Once we’d started up in earnest it was a run through the dead streets of the town centre, everybody vying for space or finding a gap. I latched on to a muscular gentleman at mile 2 and asked him what he was aiming for. He said sub 1.35 so I said I’d stick with him. We ran out along an unattractive part of the Thames towards Richmond before turning back on ourselves and up to Kingston Bridge. The field was spread and I only had muscles and another man mountain for company. We went under Kingston bridge and then over before turning left along a lovely stretch of the tow path that leads to Hampton Court. At watering station 2, Man Mountain grabs a bottle of water from a marshal, actually taking her out in the process. She span twice and hit the deck and he had barely noticed. We’d started to gain positions as those a bit too keen started to tire.
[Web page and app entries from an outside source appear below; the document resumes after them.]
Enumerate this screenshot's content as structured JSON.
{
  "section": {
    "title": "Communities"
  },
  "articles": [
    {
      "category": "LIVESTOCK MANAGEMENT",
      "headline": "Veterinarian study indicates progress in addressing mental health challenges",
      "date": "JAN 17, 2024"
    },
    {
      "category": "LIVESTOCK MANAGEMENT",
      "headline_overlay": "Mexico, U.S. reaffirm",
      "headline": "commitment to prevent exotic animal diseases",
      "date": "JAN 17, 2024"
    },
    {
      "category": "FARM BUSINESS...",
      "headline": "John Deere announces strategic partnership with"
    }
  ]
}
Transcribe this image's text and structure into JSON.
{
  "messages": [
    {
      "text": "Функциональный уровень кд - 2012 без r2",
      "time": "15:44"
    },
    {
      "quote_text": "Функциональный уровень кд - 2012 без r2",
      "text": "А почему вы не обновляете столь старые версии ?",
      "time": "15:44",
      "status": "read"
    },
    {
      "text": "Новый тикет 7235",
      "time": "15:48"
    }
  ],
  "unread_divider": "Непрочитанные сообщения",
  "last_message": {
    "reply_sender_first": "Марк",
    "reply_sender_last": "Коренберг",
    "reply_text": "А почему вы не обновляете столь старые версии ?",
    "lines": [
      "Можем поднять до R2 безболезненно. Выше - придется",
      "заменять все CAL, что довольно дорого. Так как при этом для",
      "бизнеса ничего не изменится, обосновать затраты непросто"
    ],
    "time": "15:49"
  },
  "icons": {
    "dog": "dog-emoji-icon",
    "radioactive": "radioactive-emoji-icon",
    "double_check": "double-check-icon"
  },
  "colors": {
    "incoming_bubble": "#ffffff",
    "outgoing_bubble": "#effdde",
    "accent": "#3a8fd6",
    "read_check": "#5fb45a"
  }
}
The ramp up to Hampton court bridge felt like I was heading up Snowdon. It hits me for the first time that instead of running on fitness and enthusiasm, I’ve opted for bloody mindedness, anger, self loathing and Clif Bloks. It shows. although I have no way of being sure I feel confident that at mile 10 my pace is slowing considerably.
Muscles comes to an abrupt halt next to me, he’s thrown in the towel and Man Mountain is pulling away. Then at the mile 11 sign a guardian angel in the form of my brother, in perfect running regalia of skinny jeans, a north face jacket and Nike trainers greets me. I shout his name, he starts to run with me asking how I am, we’ve run right next to his flat. I ask him if he fancies the last 2 miles. His face says ‘no’ but his voice says ‘yes’ and off we go. I check afterwards that mile 11 was my fastest of the previous 6. He sticks with me for what is the most uninspiring and laborious section of the run along the Portsmouth Road past Surbiton and up to Kingston. He moves away for the last quarter of a mile as I come back through the market place and sprint finish.
Another disappointing time with only myself to blame. A PB but still a minute 30 away from where I want to be. The chip time was 1:31:30. My first 5 miles were all well under 7 minute miles and then a dramatic slow down to over 7 minute miles cost me dearly. I set off too quickly only to be punished for it later. My friend finished in 1.59.30, a good attempt at a first half marathon. It was almost 2 days before I could walk properly again. Much soul searching required before my last ever half at Gothenburg.